Becky Cheng ’17 and Nitin Kuppanda ’17 can add published authors to their resumes. Last spring with Patrick Ferree, associate professor of biology at Keck Science Department, the CMCers did the heavy lifting on a Current Biology paper about a bacterium that attacks and kills only males of a certain fruit ﬂy species. Their combined research could possibly help scientists ﬁght insects that are pests to humans, including those carrying disease-causing agents, such as Zika virus-carrying mosquitoes.
TechCrunch recently reported that codeSpark, the Los Angeles startup co-founded by alumnus Grant Hosford ’92, has raised $4.1 million in seed funding for web and mobile games that teach kids how to code. The games are available for free to public schools, libraries and nonproﬁts. But parents also can purchase and download them for phones and tablets. Hosford says more than 4 million kids in 201 countries have already played the edtech startup’s ﬁrst game: The Foos Coding.
Associate Professor of Mathematical Sciences Deanna Needell was awarded the 2016 IMA Prize in Mathematics and ts Applications, a national award given to a mathematical scientist within 10 years of receiving her/his doctorate who has made a transformative impact on the mathematical sciences and their applications. The award is administered by the Institute for Mathematics and its Applications at the University of Minnesota.

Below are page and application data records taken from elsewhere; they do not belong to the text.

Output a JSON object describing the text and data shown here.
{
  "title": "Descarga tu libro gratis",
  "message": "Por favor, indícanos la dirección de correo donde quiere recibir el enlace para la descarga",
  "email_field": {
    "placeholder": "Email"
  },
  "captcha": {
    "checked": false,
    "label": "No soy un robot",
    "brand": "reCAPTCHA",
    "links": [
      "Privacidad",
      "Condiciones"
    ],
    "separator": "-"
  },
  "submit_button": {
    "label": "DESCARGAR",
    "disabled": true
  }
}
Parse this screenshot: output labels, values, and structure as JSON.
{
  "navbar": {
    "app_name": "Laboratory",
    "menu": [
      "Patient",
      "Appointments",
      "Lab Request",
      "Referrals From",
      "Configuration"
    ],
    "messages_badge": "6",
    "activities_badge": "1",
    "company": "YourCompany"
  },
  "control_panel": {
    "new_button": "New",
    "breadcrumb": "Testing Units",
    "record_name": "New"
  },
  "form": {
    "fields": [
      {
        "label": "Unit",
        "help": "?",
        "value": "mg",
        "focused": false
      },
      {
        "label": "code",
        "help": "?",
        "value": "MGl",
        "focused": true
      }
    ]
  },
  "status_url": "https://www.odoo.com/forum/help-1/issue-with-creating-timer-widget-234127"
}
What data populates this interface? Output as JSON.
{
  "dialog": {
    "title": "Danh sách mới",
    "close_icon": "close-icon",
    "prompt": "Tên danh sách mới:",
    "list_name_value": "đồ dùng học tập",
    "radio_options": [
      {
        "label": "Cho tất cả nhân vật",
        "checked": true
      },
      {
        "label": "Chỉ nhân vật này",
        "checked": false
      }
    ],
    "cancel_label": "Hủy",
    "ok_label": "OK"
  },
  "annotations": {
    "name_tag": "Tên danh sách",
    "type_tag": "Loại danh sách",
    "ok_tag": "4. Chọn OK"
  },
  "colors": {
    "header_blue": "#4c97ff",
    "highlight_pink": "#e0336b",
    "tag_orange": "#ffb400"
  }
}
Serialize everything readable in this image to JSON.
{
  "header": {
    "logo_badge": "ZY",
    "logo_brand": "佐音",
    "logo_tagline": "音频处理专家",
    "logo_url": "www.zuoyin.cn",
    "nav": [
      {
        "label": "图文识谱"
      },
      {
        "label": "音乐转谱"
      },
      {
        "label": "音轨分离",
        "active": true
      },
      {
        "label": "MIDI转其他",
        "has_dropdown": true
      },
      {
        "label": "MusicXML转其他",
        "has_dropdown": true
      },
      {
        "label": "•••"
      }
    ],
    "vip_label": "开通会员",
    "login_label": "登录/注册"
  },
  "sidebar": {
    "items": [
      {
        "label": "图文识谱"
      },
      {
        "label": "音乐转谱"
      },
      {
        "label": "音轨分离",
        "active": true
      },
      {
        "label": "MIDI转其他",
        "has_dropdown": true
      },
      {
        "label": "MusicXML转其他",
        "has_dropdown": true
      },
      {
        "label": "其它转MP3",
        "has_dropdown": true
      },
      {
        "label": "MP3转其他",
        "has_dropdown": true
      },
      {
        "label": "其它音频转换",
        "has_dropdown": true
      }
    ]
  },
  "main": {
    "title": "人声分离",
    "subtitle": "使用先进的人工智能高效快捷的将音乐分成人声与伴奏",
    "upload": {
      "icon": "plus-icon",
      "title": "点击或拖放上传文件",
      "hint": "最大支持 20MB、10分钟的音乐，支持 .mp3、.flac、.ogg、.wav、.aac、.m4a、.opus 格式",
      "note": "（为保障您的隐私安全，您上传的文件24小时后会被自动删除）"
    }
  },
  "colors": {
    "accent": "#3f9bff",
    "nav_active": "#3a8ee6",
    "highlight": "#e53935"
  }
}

Cathy Reed, the McElwee Family Professor of Psychology and Neuroscience and George R. Roberts Fellow, and collaborators from the University of Richmond and Hampshire College, have received $600,000 from the National Science Foundation to improve the teaching of cognitive neuroscience at undergraduate institutions. The researchers will focus on the teaching of cognitive electrophysiology, a technique found to be particularly conducive to undergraduate learning. Reed and her collaborators also will work to develop a curriculum to engage undergraduate students in cognitive electrophysiology research.
Assistant Professor of Environmental Science Branwen Williams was proﬁled in National Geographic’s web series “Best Job Ever” for her research on algal skeletons in the Arctic. Her team had to work with sled dogs and ﬁght hypothermia-inducing temperatures to get the research they needed to track climate change in our oceans. Professor Williams is a National Geographic grantee. Visit here for more information.